Microfibers and the Outdoor Industry: Issue Update

Two years ago, we began formally exploring the burgeoning environmental concerns around microfibers and microplastics. Here’s a look at what has happened and what we’ve done since then.

By Nikki Hodgson February 1, 2017

Back in July of 2015, we offered some background on the growing issue of microplastic pollution in the ocean. This update sheds new light on the developments of the problem and progress made toward finding a solution.

Refresher Course: What’s The Issue?

Plastics of various sizes are being discovered in waterways and marine life, at levels and in places not previously realized. The presence of plastic debris poses dramatic changes and risks to the marine ecosystems.
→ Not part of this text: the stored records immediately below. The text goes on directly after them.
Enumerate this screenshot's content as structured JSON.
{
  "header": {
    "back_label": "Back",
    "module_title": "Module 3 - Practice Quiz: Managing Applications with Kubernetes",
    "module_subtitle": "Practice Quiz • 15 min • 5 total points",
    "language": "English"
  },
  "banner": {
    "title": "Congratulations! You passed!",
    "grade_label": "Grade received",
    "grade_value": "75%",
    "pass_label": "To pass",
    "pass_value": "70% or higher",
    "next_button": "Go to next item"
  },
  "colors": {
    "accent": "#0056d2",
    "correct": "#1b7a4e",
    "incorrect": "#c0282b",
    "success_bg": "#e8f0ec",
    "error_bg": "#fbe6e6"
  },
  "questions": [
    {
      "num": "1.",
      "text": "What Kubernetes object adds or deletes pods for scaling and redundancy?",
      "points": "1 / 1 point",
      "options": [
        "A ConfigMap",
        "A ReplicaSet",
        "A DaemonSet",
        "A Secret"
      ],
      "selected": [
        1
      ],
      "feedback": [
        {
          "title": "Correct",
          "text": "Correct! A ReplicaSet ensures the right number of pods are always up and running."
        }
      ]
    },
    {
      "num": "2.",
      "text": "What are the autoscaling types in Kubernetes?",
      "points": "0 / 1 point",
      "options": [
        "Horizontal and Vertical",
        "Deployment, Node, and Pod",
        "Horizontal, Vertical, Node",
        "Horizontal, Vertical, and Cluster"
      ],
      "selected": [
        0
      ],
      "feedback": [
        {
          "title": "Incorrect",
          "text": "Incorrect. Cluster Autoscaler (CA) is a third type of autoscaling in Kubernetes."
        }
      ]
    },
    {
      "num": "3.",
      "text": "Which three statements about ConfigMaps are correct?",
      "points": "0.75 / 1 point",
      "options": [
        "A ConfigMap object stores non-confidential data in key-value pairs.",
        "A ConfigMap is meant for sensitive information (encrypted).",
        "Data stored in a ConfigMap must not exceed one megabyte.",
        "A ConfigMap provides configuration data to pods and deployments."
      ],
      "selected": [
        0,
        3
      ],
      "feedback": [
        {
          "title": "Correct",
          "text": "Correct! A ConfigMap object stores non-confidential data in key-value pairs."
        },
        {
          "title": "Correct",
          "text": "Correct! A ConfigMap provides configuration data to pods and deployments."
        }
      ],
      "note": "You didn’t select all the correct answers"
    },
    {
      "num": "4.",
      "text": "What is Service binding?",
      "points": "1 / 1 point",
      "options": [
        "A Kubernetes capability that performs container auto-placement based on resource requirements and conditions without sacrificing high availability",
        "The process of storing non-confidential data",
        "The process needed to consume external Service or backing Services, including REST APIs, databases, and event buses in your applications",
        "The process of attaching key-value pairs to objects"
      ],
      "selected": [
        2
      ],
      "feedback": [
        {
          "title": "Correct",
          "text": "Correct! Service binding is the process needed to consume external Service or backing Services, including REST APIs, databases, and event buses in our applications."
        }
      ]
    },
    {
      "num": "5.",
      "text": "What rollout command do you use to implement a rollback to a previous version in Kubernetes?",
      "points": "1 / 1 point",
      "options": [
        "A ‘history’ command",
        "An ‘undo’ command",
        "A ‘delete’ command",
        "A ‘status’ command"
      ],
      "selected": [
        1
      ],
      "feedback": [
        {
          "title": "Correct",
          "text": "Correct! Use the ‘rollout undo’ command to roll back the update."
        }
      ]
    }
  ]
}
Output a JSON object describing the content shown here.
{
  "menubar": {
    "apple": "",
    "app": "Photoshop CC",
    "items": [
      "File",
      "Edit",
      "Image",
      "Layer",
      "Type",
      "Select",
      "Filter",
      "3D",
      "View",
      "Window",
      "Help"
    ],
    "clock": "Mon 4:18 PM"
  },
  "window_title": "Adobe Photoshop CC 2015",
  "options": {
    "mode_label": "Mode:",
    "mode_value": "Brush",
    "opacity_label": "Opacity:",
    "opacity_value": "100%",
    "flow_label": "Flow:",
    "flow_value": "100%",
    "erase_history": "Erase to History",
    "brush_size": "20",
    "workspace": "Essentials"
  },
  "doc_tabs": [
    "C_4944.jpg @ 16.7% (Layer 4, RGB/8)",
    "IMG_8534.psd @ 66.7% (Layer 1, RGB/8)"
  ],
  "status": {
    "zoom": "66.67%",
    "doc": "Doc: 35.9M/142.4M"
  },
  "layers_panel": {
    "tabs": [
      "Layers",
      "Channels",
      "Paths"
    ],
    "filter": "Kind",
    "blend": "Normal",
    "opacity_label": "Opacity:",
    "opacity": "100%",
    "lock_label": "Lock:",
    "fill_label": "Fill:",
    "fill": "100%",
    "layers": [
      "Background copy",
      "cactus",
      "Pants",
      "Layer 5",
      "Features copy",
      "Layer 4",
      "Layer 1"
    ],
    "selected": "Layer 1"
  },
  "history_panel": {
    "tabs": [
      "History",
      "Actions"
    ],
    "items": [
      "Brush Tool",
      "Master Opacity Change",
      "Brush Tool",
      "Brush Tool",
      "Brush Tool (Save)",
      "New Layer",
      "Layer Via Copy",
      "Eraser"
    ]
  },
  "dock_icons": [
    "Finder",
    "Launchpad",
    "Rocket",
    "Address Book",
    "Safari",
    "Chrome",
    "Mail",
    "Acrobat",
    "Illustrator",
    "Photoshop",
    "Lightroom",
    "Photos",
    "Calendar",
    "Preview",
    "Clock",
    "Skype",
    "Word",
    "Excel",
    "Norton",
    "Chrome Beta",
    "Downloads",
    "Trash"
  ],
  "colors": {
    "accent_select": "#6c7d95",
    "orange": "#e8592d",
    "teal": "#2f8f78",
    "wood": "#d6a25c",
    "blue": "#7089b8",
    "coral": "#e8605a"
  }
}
A relatively new and emerging sub-category of marine plastic study is microfibers—tiny fibers (comprised of both synthetic and natural materials) thought to be released into waterways when consumers wash apparel products. The outdoor industry is under scrutiny as a potential source of microfibers due, in large part, to fleece garments that are made by many outdoor apparel companies.

Two Years of Progress

The outdoor industry recognizes the impact of microfibers on our marine ecosystems and, through our collaborative work, have been taking steps over the past few years to better understand this impact and identify steps we can take to mitigate the problem. Studies like the one commissioned by Patagonia and performed by graduate students at UC Santa Barbara’s Bren School of Environmental Science and Management have shed additional light on the impact of fleece and other textiles. Questions remain about how to best address these impacts. We are working to fill in those gaps while simultaneously addressing other supply chain issues including chemicals management, social responsibility, animal welfare, and responsible materials sourcing.

Through the OIA Microfibers Task Force, OIA is convening disparate stakeholders interested in this issue, including the home appliance industry, wastewater treatment plants, academic researchers, scientists and, of course, apparel brands. For the past two years the Microfibers Task Force has been meeting monthly share information, identify potential opportunities for innovation, and learn from partner organizations.

Results So Far

What exactly have we been working on?

  • Assembling a catalogue of the current research projects and other initiatives and organizations working in the microfibers space in order to understand the full landscape of information and any gaps that still need to be filled. This will enable us to move forward with appropriate solutions as quickly as possible.
  • Working with organizations like the Ocean Conservancy, Adventurers and Scientists for Conservation, and the San Francisco Estuary Institute that can help us to fill in those gaps and better understand not just our impact, but also the best points for us to engage as individual companies and as an industry.
  • Generating awareness within the industry and reaching out to a variety of stakeholders to help pool resources and better understand and address this issue.

Next Steps

What questions are we working to answer?  

  • What are the data gaps?
  • How can we fill those data gaps so that we better understand our impact and leverage points as an industry? How can we ensure that we fully understand the issue before we begin identifying and scaling solutions?
  • How can we as an industry create better performing materials that have no harmful impact? And how can we create test methods to rank fabrics that also include fabrics shedding?
  • How can we ensure that any solution we adopt as an industry does not have unintended consequences?
  • What role do other industries and/or stakeholder groups play in this issue, and how can they best contribute to addressing it as well?
  • What role should consumer education or washing machine innovations play? For example, are there catchment systems that would prevent microfibers from getting into our waterways? Would educating consumers to change laundering habits have an impact?

For more background information on microfibers and the outdoor industry’s work to address this issue, please review the following resources:

Take Action

Review the OIA’s Sustainable Business page to learn more about the issue of microfibers and the outdoor industry’s involvement.

Join the OIA Sustainability Working Group and participate in the Microfibers & Ocean Plastics Task Force. In addition to regularly scheduled calls to get updates on research and innovation opportunities, we have bi-annual in-person meetings at Outdoor Retailer as part of our Sustainability Insights Conference..

Contact us at sustainability@outdoorindustry.org to learn about additional opportunities to help support research and innovation in this area.